=== Section Start ===
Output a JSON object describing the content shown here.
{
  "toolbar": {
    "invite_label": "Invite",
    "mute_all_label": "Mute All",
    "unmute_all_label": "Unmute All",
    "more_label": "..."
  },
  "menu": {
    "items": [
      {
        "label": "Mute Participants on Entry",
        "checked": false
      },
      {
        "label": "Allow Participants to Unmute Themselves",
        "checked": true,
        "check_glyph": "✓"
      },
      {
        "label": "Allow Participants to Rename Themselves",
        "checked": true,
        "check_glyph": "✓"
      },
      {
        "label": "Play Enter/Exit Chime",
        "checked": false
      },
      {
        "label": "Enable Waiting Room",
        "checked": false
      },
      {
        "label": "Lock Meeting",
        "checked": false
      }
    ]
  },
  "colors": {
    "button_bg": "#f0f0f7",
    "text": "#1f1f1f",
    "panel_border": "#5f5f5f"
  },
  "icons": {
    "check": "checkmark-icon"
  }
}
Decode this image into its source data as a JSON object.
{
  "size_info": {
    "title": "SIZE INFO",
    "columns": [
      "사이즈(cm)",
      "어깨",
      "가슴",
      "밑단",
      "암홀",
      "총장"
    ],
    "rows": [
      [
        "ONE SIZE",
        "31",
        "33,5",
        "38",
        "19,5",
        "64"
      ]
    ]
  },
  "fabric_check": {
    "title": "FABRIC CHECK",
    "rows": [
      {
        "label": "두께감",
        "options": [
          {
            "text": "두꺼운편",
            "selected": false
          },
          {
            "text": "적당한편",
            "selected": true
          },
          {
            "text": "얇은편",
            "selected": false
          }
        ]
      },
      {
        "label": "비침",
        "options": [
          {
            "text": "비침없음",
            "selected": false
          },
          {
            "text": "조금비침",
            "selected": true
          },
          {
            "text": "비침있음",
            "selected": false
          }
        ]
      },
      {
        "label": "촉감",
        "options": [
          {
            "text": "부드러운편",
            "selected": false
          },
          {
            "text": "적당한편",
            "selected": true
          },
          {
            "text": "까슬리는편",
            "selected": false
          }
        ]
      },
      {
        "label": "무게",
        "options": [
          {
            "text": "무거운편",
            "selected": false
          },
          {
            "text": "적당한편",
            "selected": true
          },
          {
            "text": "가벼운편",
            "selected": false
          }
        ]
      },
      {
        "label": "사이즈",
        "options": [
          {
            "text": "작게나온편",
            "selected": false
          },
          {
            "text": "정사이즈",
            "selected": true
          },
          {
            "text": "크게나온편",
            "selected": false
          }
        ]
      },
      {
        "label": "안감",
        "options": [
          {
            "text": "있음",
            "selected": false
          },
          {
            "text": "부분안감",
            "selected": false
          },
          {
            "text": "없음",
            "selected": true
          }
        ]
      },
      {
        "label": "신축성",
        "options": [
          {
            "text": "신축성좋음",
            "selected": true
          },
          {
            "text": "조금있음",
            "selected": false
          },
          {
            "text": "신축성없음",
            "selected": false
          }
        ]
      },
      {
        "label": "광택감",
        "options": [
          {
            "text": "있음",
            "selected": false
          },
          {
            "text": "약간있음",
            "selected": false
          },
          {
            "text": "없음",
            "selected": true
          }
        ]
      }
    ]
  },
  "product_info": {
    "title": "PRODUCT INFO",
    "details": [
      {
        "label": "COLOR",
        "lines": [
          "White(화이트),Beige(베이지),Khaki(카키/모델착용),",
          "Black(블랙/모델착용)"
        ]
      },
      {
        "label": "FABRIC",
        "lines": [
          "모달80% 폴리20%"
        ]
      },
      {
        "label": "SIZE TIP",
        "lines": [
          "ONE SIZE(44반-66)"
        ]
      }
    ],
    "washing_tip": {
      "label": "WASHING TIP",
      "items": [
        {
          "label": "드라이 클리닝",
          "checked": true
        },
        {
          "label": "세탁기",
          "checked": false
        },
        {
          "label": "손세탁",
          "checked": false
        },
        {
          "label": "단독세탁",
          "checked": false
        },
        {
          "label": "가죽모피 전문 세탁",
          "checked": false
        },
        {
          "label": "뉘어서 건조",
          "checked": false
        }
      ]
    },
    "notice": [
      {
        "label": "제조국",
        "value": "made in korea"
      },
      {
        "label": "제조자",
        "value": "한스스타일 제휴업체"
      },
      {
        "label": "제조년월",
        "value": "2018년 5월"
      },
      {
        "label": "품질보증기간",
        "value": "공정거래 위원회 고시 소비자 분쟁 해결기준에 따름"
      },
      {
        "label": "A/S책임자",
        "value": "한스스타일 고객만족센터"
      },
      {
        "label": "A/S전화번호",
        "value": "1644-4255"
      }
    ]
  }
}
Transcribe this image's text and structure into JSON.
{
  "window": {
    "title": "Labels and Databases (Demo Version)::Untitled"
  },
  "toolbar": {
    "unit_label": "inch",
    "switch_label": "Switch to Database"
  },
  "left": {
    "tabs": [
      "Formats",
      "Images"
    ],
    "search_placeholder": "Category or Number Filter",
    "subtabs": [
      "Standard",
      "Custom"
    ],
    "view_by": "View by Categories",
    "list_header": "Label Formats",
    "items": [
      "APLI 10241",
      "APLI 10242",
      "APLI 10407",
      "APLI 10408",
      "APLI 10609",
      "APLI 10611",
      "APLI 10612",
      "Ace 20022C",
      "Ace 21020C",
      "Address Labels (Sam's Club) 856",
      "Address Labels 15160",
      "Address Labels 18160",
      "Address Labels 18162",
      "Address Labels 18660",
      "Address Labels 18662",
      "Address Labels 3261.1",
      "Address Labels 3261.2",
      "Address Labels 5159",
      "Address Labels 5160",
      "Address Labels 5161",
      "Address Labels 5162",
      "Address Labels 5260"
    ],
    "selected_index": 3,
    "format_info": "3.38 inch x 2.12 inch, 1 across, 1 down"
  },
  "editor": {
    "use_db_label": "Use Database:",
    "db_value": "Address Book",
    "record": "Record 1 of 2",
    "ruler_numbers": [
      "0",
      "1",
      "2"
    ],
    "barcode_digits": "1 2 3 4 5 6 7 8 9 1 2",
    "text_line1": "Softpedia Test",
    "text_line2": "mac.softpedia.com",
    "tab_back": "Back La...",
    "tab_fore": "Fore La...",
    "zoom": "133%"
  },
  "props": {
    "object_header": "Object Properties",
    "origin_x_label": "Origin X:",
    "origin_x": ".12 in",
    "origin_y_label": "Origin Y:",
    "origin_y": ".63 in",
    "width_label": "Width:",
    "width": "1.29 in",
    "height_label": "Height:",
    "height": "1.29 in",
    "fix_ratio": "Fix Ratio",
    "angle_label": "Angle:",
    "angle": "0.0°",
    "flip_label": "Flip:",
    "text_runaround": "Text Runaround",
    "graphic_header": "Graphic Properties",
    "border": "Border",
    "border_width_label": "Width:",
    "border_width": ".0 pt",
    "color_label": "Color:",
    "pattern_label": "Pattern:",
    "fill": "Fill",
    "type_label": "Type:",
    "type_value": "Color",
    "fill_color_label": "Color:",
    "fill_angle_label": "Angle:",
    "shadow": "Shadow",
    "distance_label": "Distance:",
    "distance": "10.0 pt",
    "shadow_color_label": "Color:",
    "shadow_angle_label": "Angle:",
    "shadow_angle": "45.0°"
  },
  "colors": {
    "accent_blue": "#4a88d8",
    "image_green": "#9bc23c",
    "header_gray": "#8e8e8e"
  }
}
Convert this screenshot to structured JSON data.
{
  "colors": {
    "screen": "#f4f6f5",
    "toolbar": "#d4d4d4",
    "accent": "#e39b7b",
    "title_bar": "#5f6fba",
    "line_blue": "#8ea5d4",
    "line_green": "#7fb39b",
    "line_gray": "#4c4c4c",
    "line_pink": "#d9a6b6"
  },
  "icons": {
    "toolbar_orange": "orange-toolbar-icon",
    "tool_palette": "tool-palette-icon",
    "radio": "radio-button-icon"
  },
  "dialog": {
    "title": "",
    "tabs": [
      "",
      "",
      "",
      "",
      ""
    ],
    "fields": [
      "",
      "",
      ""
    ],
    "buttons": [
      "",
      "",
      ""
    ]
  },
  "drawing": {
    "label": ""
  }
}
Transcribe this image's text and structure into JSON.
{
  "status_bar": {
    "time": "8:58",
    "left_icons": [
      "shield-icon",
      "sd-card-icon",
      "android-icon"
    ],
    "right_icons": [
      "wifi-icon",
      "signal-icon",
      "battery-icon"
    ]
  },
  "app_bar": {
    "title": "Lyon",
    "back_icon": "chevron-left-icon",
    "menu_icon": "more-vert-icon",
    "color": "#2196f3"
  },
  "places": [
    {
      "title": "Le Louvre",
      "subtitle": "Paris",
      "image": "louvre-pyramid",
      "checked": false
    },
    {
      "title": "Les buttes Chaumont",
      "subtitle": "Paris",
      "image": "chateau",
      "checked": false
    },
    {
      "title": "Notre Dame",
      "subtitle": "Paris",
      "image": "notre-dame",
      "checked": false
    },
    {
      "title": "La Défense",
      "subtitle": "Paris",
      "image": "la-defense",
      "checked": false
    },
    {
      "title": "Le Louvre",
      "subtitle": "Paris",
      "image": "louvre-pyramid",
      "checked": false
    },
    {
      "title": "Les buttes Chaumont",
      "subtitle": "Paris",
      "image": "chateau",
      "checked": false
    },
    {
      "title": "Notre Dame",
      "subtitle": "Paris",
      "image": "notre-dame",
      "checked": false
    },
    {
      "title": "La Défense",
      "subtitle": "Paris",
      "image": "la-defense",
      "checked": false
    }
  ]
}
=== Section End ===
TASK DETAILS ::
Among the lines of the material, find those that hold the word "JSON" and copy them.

RESPONSE TO THIS EXERCISE ::
Output a JSON object describing the content shown here.
Decode this image into its source data as a JSON object.
Transcribe this image's text and structure into JSON.
Convert this screenshot to structured JSON data.
Transcribe this image's text and structure into JSON.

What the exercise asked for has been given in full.